**AVAILABLE DATA:**
....
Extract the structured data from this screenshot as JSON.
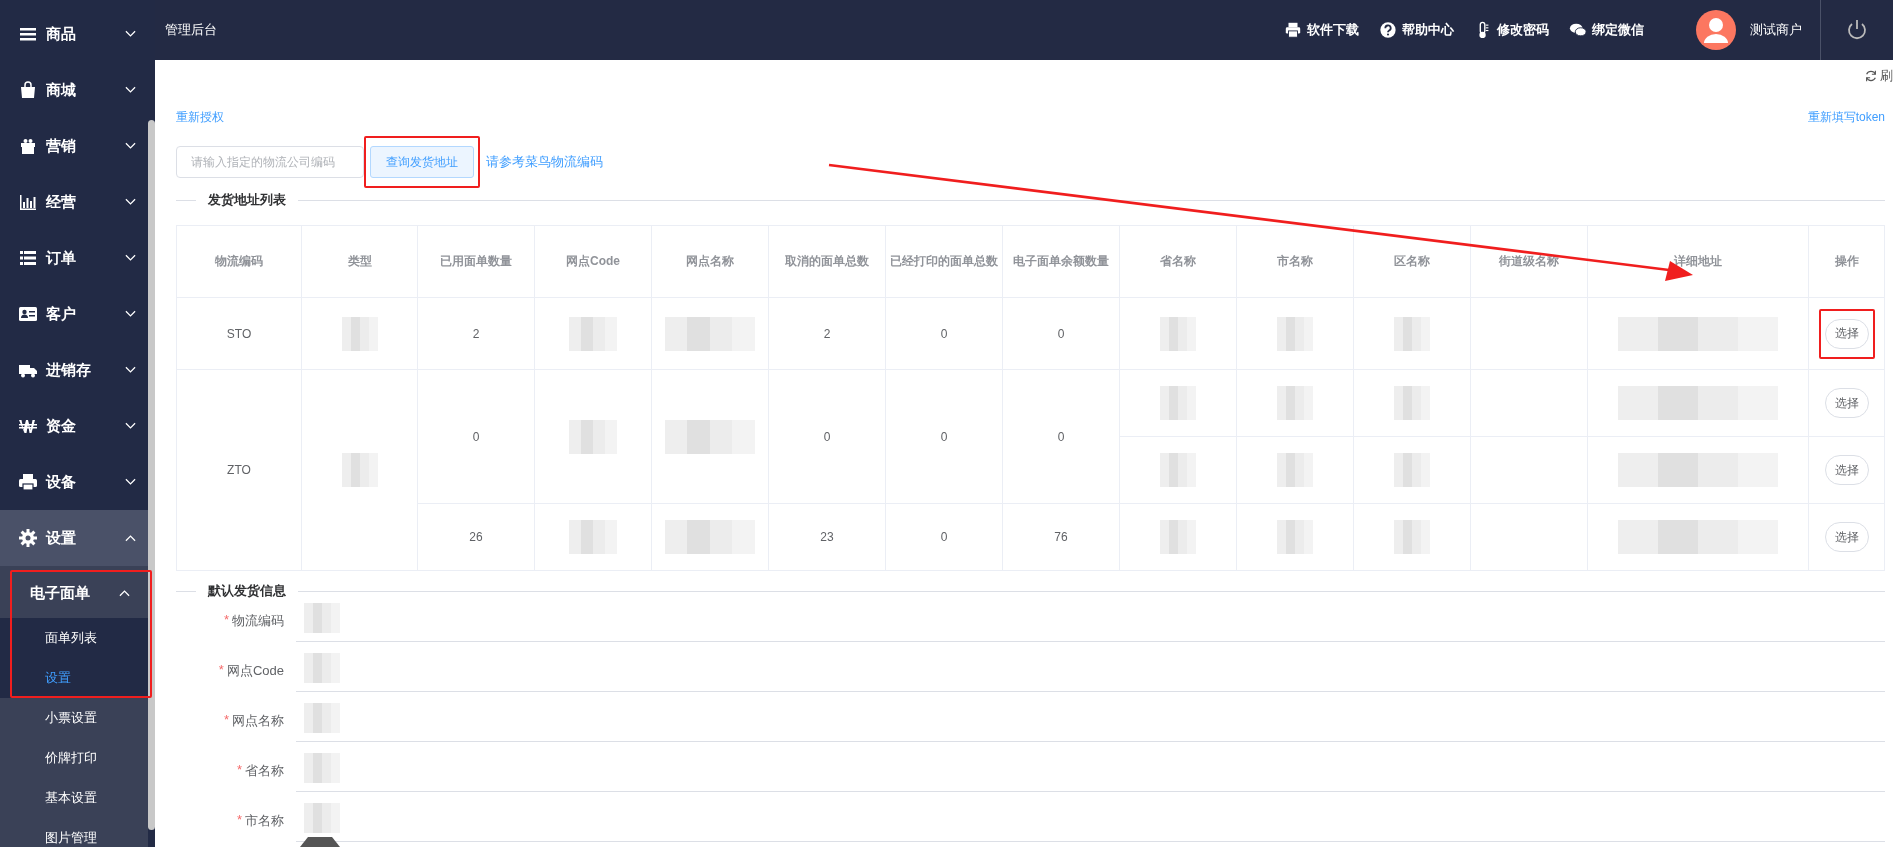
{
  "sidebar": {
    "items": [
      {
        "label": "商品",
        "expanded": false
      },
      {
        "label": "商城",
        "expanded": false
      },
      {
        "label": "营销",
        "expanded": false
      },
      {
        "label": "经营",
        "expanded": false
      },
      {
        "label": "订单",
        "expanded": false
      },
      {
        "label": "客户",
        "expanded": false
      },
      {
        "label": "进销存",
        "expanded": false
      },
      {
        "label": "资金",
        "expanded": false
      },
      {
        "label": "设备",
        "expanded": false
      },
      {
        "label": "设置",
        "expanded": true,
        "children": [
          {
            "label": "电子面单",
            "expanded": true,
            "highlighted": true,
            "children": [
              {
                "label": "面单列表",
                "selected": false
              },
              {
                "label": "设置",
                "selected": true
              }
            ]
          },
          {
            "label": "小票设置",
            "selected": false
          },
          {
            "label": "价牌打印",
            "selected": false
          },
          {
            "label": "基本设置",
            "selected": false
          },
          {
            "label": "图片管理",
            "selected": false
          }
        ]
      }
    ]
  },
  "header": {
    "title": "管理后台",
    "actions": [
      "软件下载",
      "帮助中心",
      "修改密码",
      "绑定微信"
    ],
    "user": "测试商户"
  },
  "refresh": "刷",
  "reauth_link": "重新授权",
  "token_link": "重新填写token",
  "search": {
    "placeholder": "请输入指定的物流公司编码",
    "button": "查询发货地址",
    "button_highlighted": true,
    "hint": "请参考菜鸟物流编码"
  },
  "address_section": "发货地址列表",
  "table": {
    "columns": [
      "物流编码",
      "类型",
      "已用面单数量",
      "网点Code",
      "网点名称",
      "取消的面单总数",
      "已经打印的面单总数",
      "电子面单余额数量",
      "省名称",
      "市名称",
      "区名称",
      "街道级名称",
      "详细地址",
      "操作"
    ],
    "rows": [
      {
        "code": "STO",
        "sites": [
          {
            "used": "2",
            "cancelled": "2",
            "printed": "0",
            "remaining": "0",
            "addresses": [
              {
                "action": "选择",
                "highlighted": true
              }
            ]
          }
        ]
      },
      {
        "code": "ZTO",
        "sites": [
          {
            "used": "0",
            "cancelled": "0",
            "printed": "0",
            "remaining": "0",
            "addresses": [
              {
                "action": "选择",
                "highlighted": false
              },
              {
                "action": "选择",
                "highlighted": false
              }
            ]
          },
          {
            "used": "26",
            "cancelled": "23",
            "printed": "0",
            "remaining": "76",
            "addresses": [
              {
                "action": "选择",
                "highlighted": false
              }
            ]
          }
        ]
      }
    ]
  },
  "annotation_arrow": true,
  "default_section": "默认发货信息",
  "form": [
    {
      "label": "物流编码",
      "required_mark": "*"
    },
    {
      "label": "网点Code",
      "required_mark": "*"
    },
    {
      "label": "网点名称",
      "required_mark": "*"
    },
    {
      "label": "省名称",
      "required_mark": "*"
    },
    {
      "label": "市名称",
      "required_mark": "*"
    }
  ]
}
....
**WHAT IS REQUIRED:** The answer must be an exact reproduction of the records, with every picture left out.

**EXPECTED ANSWER:**
Extract the structured data from this screenshot as JSON.
{
  "sidebar": {
    "items": [
      {
        "label": "商品",
        "expanded": false
      },
      {
        "label": "商城",
        "expanded": false
      },
      {
        "label": "营销",
        "expanded": false
      },
      {
        "label": "经营",
        "expanded": false
      },
      {
        "label": "订单",
        "expanded": false
      },
      {
        "label": "客户",
        "expanded": false
      },
      {
        "label": "进销存",
        "expanded": false
      },
      {
        "label": "资金",
        "expanded": false
      },
      {
        "label": "设备",
        "expanded": false
      },
      {
        "label": "设置",
        "expanded": true,
        "children": [
          {
            "label": "电子面单",
            "expanded": true,
            "highlighted": true,
            "children": [
              {
                "label": "面单列表",
                "selected": false
              },
              {
                "label": "设置",
                "selected": true
              }
            ]
          },
          {
            "label": "小票设置",
            "selected": false
          },
          {
            "label": "价牌打印",
            "selected": false
          },
          {
            "label": "基本设置",
            "selected": false
          },
          {
            "label": "图片管理",
            "selected": false
          }
        ]
      }
    ]
  },
  "header": {
    "title": "管理后台",
    "actions": [
      "软件下载",
      "帮助中心",
      "修改密码",
      "绑定微信"
    ],
    "user": "测试商户"
  },
  "refresh": "刷",
  "reauth_link": "重新授权",
  "token_link": "重新填写token",
  "search": {
    "placeholder": "请输入指定的物流公司编码",
    "button": "查询发货地址",
    "button_highlighted": true,
    "hint": "请参考菜鸟物流编码"
  },
  "address_section": "发货地址列表",
  "table": {
    "columns": [
      "物流编码",
      "类型",
      "已用面单数量",
      "网点Code",
      "网点名称",
      "取消的面单总数",
      "已经打印的面单总数",
      "电子面单余额数量",
      "省名称",
      "市名称",
      "区名称",
      "街道级名称",
      "详细地址",
      "操作"
    ],
    "rows": [
      {
        "code": "STO",
        "sites": [
          {
            "used": "2",
            "cancelled": "2",
            "printed": "0",
            "remaining": "0",
            "addresses": [
              {
                "action": "选择",
                "highlighted": true
              }
            ]
          }
        ]
      },
      {
        "code": "ZTO",
        "sites": [
          {
            "used": "0",
            "cancelled": "0",
            "printed": "0",
            "remaining": "0",
            "addresses": [
              {
                "action": "选择",
                "highlighted": false
              },
              {
                "action": "选择",
                "highlighted": false
              }
            ]
          },
          {
            "used": "26",
            "cancelled": "23",
            "printed": "0",
            "remaining": "76",
            "addresses": [
              {
                "action": "选择",
                "highlighted": false
              }
            ]
          }
        ]
      }
    ]
  },
  "annotation_arrow": true,
  "default_section": "默认发货信息",
  "form": [
    {
      "label": "物流编码",
      "required_mark": "*"
    },
    {
      "label": "网点Code",
      "required_mark": "*"
    },
    {
      "label": "网点名称",
      "required_mark": "*"
    },
    {
      "label": "省名称",
      "required_mark": "*"
    },
    {
      "label": "市名称",
      "required_mark": "*"
    }
  ]
}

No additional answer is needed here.